May sunshine hours were a reflection of the rainfall pattern seen during the month.
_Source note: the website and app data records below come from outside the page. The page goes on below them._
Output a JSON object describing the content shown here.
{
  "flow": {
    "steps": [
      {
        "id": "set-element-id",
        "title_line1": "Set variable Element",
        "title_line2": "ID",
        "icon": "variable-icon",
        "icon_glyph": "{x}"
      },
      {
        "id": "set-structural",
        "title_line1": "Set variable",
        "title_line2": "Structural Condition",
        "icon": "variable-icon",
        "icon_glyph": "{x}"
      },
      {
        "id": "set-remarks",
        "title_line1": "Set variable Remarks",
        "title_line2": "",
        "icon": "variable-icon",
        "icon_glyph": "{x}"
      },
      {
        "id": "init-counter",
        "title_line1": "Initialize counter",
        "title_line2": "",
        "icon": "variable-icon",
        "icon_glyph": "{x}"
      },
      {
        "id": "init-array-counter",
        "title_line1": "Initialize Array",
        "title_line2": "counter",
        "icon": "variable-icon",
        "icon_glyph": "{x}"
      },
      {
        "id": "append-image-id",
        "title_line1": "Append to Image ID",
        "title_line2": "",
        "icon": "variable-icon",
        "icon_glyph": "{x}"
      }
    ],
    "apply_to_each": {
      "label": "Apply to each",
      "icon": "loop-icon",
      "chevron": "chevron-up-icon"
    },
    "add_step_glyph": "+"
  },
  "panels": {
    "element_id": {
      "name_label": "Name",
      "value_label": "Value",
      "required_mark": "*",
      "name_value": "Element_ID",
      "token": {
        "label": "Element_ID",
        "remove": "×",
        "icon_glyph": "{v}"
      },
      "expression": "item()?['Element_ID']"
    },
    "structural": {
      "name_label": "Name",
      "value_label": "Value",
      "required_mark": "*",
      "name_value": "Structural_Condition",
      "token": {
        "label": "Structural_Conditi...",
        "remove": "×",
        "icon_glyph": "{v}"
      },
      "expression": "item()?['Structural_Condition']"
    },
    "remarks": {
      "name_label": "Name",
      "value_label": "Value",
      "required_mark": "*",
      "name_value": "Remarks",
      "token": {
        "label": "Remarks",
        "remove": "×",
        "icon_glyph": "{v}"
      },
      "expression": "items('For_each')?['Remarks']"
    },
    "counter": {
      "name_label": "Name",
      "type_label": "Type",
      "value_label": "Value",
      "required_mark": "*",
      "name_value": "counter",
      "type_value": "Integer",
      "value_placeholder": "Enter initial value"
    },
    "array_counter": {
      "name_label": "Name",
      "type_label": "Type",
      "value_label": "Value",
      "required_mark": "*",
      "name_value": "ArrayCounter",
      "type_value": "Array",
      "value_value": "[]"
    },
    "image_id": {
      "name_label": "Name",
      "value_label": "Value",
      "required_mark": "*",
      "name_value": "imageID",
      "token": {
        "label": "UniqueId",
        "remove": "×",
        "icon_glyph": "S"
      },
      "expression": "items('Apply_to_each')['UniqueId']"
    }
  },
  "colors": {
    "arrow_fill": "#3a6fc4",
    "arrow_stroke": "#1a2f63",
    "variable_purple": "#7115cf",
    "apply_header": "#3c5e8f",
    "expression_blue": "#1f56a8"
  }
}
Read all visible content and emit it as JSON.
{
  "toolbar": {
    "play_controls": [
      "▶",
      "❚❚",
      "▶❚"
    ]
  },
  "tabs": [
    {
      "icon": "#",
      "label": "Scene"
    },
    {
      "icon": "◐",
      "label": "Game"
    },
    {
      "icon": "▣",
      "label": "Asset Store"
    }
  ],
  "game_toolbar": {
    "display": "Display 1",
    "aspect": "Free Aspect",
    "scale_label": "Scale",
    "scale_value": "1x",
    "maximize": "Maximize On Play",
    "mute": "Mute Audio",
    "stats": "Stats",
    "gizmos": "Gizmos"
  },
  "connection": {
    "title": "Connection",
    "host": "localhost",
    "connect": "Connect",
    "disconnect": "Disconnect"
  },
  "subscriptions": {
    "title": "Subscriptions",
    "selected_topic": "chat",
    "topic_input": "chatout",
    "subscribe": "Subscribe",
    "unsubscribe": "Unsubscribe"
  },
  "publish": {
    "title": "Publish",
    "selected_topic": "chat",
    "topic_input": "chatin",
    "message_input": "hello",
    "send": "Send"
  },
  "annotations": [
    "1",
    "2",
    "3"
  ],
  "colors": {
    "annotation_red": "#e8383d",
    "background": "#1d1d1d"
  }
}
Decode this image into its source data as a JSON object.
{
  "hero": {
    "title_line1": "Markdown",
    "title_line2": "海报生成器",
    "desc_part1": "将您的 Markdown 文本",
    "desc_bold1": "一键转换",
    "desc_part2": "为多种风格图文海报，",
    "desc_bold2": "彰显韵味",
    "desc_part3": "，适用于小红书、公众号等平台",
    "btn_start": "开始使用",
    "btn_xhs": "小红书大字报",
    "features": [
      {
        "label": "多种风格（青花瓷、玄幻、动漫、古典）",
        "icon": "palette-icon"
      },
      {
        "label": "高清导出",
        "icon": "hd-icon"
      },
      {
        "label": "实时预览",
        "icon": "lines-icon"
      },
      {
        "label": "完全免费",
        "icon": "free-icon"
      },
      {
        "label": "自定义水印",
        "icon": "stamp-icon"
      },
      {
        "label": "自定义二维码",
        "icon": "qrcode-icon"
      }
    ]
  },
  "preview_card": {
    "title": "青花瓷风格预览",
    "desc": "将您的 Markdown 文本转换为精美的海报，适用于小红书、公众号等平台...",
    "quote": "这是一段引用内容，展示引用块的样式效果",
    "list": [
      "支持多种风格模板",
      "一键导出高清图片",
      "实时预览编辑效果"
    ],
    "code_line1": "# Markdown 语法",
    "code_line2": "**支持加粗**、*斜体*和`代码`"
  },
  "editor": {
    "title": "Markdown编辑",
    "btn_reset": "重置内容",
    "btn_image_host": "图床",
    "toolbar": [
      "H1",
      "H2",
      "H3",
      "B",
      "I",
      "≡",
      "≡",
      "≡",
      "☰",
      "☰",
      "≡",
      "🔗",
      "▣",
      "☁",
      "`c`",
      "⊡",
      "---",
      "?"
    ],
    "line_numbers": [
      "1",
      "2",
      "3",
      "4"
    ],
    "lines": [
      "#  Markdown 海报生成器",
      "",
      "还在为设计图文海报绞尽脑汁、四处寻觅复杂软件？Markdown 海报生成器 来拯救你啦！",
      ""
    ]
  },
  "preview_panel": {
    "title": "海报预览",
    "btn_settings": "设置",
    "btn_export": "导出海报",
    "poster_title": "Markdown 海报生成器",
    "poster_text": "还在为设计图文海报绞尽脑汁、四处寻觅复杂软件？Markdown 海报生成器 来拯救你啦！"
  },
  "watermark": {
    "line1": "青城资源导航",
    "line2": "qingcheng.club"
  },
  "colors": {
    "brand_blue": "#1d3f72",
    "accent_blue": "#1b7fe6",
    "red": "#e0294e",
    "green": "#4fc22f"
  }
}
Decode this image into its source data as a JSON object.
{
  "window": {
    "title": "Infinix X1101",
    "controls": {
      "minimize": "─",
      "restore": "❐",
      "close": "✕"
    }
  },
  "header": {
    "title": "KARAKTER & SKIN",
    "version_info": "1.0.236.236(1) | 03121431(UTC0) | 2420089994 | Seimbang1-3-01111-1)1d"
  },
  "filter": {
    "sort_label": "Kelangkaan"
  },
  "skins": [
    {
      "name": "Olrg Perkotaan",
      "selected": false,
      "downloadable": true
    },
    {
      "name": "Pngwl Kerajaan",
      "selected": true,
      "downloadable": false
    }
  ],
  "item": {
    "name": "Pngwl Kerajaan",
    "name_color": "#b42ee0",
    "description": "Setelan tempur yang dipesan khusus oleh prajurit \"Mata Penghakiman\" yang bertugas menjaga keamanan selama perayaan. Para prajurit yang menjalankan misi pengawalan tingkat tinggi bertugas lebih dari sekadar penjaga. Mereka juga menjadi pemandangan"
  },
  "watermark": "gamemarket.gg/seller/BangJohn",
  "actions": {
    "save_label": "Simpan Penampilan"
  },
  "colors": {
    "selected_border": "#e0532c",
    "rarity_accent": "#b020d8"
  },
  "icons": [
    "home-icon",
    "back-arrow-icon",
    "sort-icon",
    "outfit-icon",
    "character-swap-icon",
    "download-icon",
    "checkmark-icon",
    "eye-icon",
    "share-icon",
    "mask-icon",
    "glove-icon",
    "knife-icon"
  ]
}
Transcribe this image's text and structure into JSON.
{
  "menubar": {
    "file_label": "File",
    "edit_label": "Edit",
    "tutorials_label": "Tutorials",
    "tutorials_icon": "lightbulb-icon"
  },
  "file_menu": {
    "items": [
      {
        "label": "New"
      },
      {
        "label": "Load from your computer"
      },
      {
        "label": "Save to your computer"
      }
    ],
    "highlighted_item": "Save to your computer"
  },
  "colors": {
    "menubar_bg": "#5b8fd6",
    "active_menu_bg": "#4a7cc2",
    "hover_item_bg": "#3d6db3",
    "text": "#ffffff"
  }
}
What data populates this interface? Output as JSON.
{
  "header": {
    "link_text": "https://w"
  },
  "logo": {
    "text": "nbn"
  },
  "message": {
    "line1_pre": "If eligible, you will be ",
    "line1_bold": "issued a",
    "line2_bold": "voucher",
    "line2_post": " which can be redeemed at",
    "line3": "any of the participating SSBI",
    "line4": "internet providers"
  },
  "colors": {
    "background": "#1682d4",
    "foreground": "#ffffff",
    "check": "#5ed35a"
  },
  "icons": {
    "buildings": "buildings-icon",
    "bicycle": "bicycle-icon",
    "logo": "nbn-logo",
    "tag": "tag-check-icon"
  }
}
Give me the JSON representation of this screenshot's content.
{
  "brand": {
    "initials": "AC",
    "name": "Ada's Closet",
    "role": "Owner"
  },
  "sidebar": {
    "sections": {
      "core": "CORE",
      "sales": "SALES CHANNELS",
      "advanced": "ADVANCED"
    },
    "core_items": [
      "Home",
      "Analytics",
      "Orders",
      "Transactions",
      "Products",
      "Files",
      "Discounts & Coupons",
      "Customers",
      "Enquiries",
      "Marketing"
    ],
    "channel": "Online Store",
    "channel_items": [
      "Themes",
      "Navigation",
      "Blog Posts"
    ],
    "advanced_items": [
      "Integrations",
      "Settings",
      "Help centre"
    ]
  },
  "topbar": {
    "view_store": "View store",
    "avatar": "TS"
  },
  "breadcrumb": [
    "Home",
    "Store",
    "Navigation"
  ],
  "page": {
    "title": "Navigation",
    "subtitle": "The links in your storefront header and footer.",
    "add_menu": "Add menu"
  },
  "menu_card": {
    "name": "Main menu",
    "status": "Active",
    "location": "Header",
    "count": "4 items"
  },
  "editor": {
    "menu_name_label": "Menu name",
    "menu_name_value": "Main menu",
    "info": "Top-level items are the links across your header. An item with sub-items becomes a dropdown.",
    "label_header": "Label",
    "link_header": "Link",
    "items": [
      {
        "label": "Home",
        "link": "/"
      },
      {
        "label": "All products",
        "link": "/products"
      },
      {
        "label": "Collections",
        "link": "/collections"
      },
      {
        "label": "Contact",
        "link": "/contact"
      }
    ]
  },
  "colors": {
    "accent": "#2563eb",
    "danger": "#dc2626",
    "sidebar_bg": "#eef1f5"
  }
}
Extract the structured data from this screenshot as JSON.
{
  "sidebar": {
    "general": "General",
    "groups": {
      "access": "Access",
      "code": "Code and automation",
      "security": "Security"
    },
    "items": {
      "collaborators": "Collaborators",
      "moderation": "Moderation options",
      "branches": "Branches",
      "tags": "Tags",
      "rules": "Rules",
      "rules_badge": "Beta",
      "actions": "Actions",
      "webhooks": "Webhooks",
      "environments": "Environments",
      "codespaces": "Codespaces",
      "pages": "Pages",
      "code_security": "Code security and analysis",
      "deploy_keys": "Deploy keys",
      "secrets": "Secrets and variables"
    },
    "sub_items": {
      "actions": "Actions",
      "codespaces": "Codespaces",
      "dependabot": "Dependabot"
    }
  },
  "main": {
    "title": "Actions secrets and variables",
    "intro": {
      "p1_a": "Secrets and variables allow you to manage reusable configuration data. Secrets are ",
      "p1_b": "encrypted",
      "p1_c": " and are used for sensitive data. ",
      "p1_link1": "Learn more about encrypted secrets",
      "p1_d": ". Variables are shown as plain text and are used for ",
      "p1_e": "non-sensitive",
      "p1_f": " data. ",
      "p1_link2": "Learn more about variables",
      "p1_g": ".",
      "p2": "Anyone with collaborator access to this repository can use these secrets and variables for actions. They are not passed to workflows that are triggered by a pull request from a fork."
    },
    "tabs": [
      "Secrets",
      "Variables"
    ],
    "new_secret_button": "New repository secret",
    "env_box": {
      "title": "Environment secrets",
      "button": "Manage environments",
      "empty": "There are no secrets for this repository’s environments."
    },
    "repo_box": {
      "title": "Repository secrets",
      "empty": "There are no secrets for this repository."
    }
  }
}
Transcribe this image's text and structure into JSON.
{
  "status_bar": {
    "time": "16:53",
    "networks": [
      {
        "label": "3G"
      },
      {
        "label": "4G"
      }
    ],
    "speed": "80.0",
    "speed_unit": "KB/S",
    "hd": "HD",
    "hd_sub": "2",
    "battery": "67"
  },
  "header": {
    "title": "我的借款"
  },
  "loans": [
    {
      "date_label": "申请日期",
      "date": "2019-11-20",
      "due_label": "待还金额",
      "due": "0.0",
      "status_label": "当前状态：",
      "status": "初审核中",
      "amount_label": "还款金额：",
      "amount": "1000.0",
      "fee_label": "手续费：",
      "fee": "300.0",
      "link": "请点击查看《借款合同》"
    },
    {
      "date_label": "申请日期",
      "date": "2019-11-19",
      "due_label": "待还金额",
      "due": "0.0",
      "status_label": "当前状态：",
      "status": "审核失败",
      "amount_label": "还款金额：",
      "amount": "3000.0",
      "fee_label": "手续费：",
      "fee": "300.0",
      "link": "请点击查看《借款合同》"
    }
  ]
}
The wettest parts of the country from Waikato down to Southland received below normal (75-89%) sunshine while the driest areas in May (coastal parts of Gisborne, Hawke’s Bay and eastern Wellington) experienced above normal sunshine (110-125%). Gisborne had its second sunniest May on record with records extending back to 1905. Sunshine was near normal in the Waikato, Auckland and Northland regions.

Further Highlights:

  • The highest temperature was 27.6°C, observed at Kawerau on 9 May.
  • The lowest temperature was -5.6°C, observed at Ranfurly on 25 May.
  • The highest 1-day rainfall was 163.2 mm, recorded at North Egmont on 11 May.
  • The highest wind gust was 174km/hr, observed at Cape Turnagain on 18 May.
  • Of the six main centres in May 2016, Tauranga was the driest and sunniest, Auckland was the warmest, Dunedin was the coolest, Wellington was the wettest, and Hamilton was the cloudiest.
  • Of the available, regularly reporting sunshine observation sites, the sunniest four locations in 2016 so far (1 January – 31 May) were Richmond (1289 hours), Blenheim (1167 hours), New Plymouth (1164 hours) and Takaka (1123 hours).


Download the May 2016 Montly Climate Summary [718.92 KB]

Climate Statistics for May 2016 [74 KB]


Mr Chris Brandolino Principal Scientist – Forecasting, NIWA National Climate Centre Tel. 09 375 6335 Mobile 027 886 0014